Pass Christian, Mississippi – I met retired shrimper Percy Bradley, of Long Beach, in the Pass Christian harbor, talking to the friend that bought Bradley’s boat, which was built for him in 1983.
Bradley’s wife has been very ill for two years and Percy says he has cared for her at least 20 hours a day. One of their daughters drops by during the week to give Percy a little time off. But today was Saturday and he had to hire a person to spend time with his wife, although Bradley believes she is far more healthy now than she realizes. The two years of severe illness have taken a toll on how she thinks about herself.
It seem obvious Bradley, who soon will turn 70, misses his years on the water, although at first he denied it. He had told me the price of gasoline was a key factor. On a typical day, at current shrimp prices, his catch wouldn’t cover fuel costs, he added.
But he later conceded if his wife were well and the if the profit was adequate he would probably still own the boat and work the long hours he had become accustomed to over so many years.
There is shallow water and an oyster bed a few miles off shore that is overfished. But when he was a shrimper he did drag an oyster drudge to scrape oysters off the bottom. There are just too many people doing that, “but you’ve got to feed your family somehow,” Bradley noted.
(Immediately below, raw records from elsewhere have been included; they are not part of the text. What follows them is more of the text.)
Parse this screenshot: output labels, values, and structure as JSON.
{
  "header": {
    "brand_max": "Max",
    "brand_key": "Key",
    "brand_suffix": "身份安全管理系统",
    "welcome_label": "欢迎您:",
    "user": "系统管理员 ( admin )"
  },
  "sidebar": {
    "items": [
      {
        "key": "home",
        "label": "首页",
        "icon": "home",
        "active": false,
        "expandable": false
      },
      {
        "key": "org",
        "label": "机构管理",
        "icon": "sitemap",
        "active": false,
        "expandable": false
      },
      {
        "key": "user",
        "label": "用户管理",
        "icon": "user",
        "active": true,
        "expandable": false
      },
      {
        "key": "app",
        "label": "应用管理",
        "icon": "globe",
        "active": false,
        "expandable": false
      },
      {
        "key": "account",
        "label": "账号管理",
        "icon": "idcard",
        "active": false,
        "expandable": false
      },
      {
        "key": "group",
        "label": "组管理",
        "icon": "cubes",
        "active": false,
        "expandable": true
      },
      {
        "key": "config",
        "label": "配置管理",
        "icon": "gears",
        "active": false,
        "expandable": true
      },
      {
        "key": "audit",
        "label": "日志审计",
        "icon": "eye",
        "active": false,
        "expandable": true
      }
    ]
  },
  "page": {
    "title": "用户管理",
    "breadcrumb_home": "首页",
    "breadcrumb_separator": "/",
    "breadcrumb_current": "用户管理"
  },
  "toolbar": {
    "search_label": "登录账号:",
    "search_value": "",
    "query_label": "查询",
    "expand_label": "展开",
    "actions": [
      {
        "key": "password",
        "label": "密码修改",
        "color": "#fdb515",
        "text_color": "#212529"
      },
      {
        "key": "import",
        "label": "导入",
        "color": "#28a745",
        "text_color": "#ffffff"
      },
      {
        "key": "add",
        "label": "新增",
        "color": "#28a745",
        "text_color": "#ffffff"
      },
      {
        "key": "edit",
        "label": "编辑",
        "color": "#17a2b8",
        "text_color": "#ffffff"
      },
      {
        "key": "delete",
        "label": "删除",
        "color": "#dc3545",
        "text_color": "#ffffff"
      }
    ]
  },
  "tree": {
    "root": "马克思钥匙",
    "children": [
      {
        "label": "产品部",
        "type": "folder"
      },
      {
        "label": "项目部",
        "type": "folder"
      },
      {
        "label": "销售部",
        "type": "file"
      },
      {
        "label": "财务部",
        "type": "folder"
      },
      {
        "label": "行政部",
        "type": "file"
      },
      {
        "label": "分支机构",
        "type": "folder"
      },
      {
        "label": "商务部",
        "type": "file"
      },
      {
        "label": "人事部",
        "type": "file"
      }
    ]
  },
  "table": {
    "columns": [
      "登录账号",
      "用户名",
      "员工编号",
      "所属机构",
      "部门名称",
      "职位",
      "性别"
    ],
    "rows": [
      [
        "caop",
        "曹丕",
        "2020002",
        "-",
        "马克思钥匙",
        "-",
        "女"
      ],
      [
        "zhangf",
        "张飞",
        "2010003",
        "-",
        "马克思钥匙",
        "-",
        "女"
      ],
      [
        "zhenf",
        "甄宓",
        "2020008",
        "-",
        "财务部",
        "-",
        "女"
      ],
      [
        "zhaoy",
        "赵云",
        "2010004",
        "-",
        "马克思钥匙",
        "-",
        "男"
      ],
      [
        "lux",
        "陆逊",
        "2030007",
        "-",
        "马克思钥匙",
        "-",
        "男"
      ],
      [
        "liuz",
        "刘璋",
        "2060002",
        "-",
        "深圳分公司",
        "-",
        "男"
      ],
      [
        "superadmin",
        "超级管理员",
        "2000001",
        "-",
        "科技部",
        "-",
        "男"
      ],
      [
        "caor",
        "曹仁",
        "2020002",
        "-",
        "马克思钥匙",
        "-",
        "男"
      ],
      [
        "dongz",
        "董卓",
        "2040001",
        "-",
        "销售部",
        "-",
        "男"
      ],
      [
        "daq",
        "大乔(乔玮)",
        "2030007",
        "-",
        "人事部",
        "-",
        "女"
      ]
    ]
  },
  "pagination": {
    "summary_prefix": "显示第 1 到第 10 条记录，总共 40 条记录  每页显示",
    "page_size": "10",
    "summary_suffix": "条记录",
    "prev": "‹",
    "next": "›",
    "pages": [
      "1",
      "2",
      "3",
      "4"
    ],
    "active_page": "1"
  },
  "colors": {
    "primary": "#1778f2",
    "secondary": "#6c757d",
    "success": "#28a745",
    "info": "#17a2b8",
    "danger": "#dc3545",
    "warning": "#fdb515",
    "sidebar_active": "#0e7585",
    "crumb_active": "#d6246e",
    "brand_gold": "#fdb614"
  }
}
And until his became ill he was able to make a comfortable living by working late into the night. He would fish until he had to come in for ice, and then go out again.
When he started fishing years ago gasoline was just 17¢ a gallon.
“Now fuel eats up all the profit.”
After Katrina hit the area shrimpers were required to move their boats from Gulfport to Pass Christian. Part of the reason is that large boats involved in shipping dock at Gulfport. However, the Pass Christian shrimper fleet also has a long bayou where they can go to survive a hurricane.
The other serious difficulty he faced while shrimping was the BP oil spill. He was treated well by BP because he had more than 30 years of tax returns to prove what he normally earned. So the huge oil company gave him a “good amount” that he is now able to use for his retirement.
Other fishermen without adequate documentation didn’t fare so well.
Those who fish for blue crabs were badly hurt by the oil spill. There is still a lot of oil down at the bottom of the Gulf, he notes, and he would see globs of oil floating in the water. So he predicts the oil problem is still there to haunt fishermen in the future.
But, as he turns 70, he no longer has to work seven days a week, thanks to the BP settlement. That settlement money also has made it possible to devote himself to his ailing wife.